Ignorance, or a lack of knowledge, isn't usually viewed as a good thing. However, there may be situations when you're happier not knowing the truth. A common expression used to describe these situations is "ignorance is bliss."
Who wants to be viewed as a person with a lack of knowledge? Well, that's not the crux of the statement, as it is technically an idiom. Idioms are words or phrases that aren't meant to be taken literally. They make a striking point, but can't be interpreted as actual fact. Let's break things down with a closer look at a few examples of when ignorance is bliss.
Eighteenth century English poet Thomas Gray wrote a beautiful poem in 1742 titled "Ode on a Distant Prospect of Eton College." In it, he wrote:
"Where ignorance is bliss, 'tis folly to be wise."
You can see how this phrase isn't meant to be taken literally. Gray was a poet, classical scholar, and professor at Pembroke College in Cambridge. Surely, that's not a man opposed to knowledge.
Rather, he was waxing philosophical about a time when he was able to be ignorant -- in his childhood. Surely, children know less than adults and are, therefore, allowed to enjoy their days without the "weight of the world" on their shoulders.
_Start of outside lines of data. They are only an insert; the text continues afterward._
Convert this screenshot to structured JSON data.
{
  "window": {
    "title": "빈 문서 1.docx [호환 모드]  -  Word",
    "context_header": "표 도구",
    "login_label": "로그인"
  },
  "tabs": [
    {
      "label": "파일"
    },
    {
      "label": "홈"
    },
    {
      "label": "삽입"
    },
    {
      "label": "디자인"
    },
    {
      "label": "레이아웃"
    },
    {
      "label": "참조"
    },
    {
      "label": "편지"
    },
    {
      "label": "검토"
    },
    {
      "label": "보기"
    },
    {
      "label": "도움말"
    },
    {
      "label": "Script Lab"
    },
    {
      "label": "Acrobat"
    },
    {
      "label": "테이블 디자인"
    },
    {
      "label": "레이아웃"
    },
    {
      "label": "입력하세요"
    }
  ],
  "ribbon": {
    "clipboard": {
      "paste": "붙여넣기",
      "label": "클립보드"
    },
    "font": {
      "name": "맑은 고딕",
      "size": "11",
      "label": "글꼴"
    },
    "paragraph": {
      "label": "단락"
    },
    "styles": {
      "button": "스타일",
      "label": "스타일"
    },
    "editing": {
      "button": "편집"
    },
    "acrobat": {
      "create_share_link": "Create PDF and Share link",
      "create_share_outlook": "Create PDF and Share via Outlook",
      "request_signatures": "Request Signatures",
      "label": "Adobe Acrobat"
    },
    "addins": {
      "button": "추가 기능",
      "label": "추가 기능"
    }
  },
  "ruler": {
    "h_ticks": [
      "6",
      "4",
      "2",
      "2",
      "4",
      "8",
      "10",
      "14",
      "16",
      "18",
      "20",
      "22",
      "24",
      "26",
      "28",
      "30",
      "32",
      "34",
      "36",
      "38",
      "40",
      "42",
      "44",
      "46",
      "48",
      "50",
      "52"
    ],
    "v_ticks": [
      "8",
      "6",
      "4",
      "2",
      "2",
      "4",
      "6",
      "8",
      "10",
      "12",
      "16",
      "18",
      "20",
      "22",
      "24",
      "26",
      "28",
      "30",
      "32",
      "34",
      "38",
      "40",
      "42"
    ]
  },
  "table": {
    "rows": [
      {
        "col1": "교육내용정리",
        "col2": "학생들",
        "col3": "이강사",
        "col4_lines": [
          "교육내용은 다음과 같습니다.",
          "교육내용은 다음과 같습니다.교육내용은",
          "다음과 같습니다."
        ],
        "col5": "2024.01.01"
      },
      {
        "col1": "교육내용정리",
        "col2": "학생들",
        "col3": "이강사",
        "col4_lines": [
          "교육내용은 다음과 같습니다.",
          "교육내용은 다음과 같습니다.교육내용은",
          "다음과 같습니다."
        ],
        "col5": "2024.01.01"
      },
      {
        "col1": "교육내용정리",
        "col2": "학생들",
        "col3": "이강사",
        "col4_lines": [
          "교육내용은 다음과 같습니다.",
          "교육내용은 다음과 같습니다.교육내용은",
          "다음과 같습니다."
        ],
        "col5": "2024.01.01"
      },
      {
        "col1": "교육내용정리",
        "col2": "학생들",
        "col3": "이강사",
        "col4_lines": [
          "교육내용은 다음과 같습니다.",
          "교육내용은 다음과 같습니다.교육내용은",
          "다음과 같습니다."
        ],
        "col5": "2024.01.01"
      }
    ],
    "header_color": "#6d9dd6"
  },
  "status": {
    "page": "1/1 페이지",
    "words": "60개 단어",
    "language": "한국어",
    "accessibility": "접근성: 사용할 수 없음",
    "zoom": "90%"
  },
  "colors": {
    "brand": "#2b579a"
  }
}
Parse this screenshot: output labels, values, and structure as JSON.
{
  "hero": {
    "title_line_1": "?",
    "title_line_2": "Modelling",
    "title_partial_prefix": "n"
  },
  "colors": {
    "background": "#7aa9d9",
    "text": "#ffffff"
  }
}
So, while ignorance isn't bliss exactly, it sure makes our days lighter and more carefree.
Is it dangerous territory to be lacking in knowledge? Or is it, sometimes, a blessing in disguise? Let's see for ourselves with some examples.
Since this all began with Gray's childhood, let's begin with childhood bliss. Ignorance is bliss for children who don't know how much a trip to Disneyland costs. Parents know they'll return home to a massive credit card bill, and this could detract from their enjoyment in the moment. On the other hand, the children can blissfully carry their memories back to their friends and classmates.
Ignorance may also be bliss for a person who usually watches what she eats but doesn't realize the cake she's about to bite into has 450 calories per serving. Her lack of knowledge makes it a guilt-free delight.
Parents might experience a sense of "ignorance is bliss" if they're unaware their daughter is sneaking out at night to date a boy they don't approve of. However, no one will be blissful when the "cat's out of the bag."
Ignorance is certainly bliss for a man who doesn't know his wife is stepping out on him with someone else. Of course, that bliss will be short-lived when he discovers the truth.
If a financially responsible man thinks his wife is also a penny pincher, he'd be living in a state of ignorant bliss… until he discovers she's squandering all his money on shoes and purses.
Ignorance is certainly bliss for a parent who thinks their child follows all the rules when, in reality, they're out every weekend misbehaving with friends.
Ignorance is bliss for someone who's trying to start a new business but is unaware of all the limitations to their strategy. That ignorance may be just the thing that propels them forward instead of seeing only obstacles.
After a playwright writes a new play, they might steer clear of all the critics' reviews, choosing to remain in a state of ignorant bliss, free from a world of judgment.
Ignorance may be bliss for people who refuse to turn on the news. They might not know that a robbery took place in their neighborhood last night and, therefore, be a little bit more carefree. However, is that type of ignorance actually bliss? They might need an extra lock on their doors at night.
Ignorance may be temporarily blissful for a wife and mother who thinks her entire family loves her cooking. Meanwhile, they all cringe at the thought of her next meal. At some point, though, the secret's going to get out.
If a woman who's afraid of spiders doesn't know there's one living under her bed, ignorance would be bliss for her. Let's just hope it never comes out to introduce itself.
Ignorance would certainly be blissful for someone who just purchased a haunted house, even though they're deathly afraid of ghosts.
Ignorance may also be bliss for someone shopping for a highly technical product. The customer who knows very little about cameras might buy one on sale and be perfectly (perhaps ignorantly) blissful about it. Meanwhile, another customer who's extremely knowledgeable might get bogged down on specifications, features, comparisons, and reviews.
Can ignorance really be bliss? Or should the truth always prevail? In most circumstances, it's better to have all the facts at your disposal. Yet, sometimes, it's nice to live in a world free from the strains of adulthood, similar to a fearless child.
Thomas Gray would've never touted an ignorant world as a blissful one. It's just nice to reminisce about childhood from time to time. To no surprise, Gray wasn't the only one to employ idioms in his writing. Check out these famous examples of idioms in literature.